But what if there was a kind of technology that could reconstruct the crime scene in 3D and match it to other forensic imaging data? Furthermore, what if this technology could see through skin, bone and even soft tissue to detect bullet fragments overlooked by traditional pathologists equipped only with a scalpel and the human eye?
That is the promise of virtual autopsy – or “virtopsy” – a radical new approach to forensic imaging developed in Switzerland that is fast winning converts in Britain and elsewhere.
Kobilinsky, L. (ed), (2011) CRC Press.
This volume examines how new cutting edge forensic techniques are currently being applied or have the potential to be applied in judicial proceedings. Examples include new applications of Raman spectroscopy, quantum chemistry, lithium in DNA analysis, and the burgeoning area of toxicogenetics. In each case legal issues are addressed, including the such as admissibility of evidence resulting from these techniques. A comparison between the American Judiciary system and the European system is included. Contributors offer their expertise from scientific and legal perspectives.
Click on the links below to read the full text.

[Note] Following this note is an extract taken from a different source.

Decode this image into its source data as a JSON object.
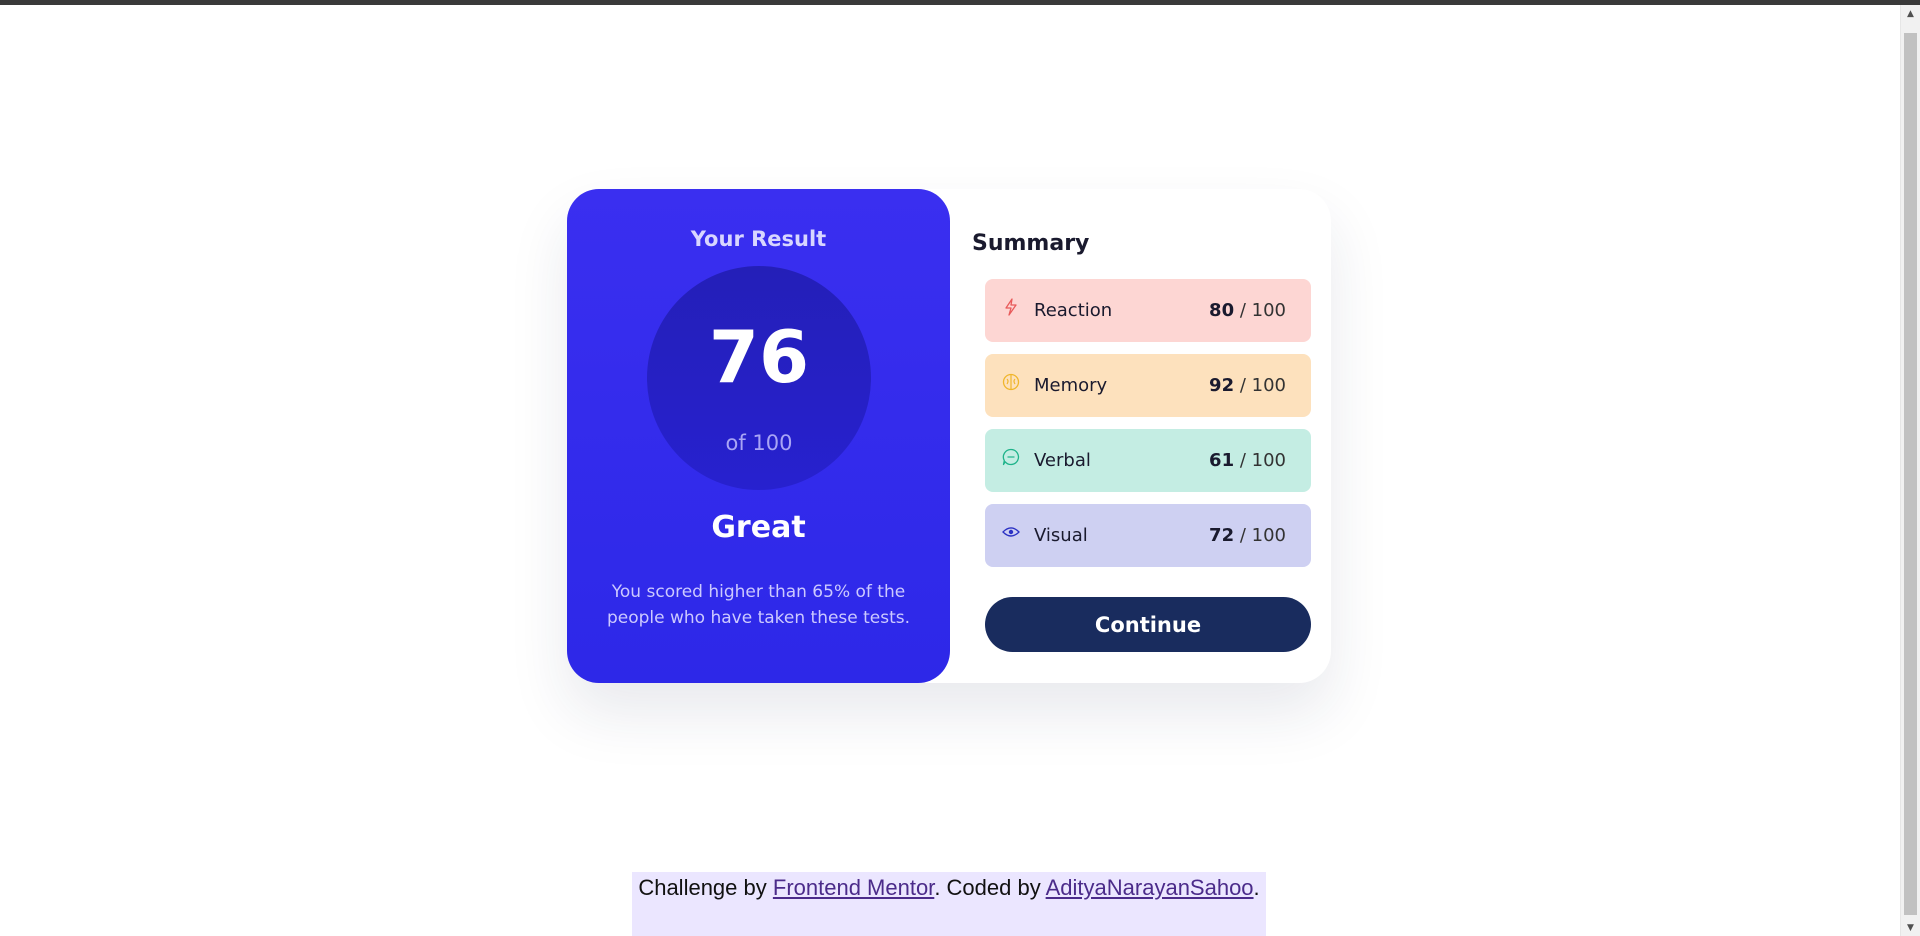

Links to the content below are only available to staff on a QH networked computer.
Chapter 1: Scientific evidenceChapter 2: Trends in legal aspects of methamphetamine
Chapter 3: New frontiers in molecular forensics
Chapter 4: Quantum chemical calculations applied to systems of forensic interest
Chapter 5: DNA
Chapter 6: Magnetic resonance spectroscopy
Chapter 7: Role of pharmacogenetics in forensic toxicology
Chapter 8: Virtual autopsy
Chapter 9: Forensic anthropology and human identification in criminal matters
Chapter 10: Postmortem chemistry
Chapter 11: The recent evolution of animal cruelty law and veterinary forensic medicine
The Courier Mail Kate Kyriacou February 08, 2013
…Yesterday marked the end of a three-week process to determine whether police had gathered enough evidence to send Cowan, 43, to trial on five charges – murder, child stealing, deprivation of liberty, indecent treatment of a child and interfering with the corpse.
…The committal hearing painted an intricate picture of Queensland’s biggest criminal investigation – an inquiry that involved scores of police, forensic scientists and other experts, hydrologists, channel morphologists, geomorphologists, animal behaviourists, DNA experts and more.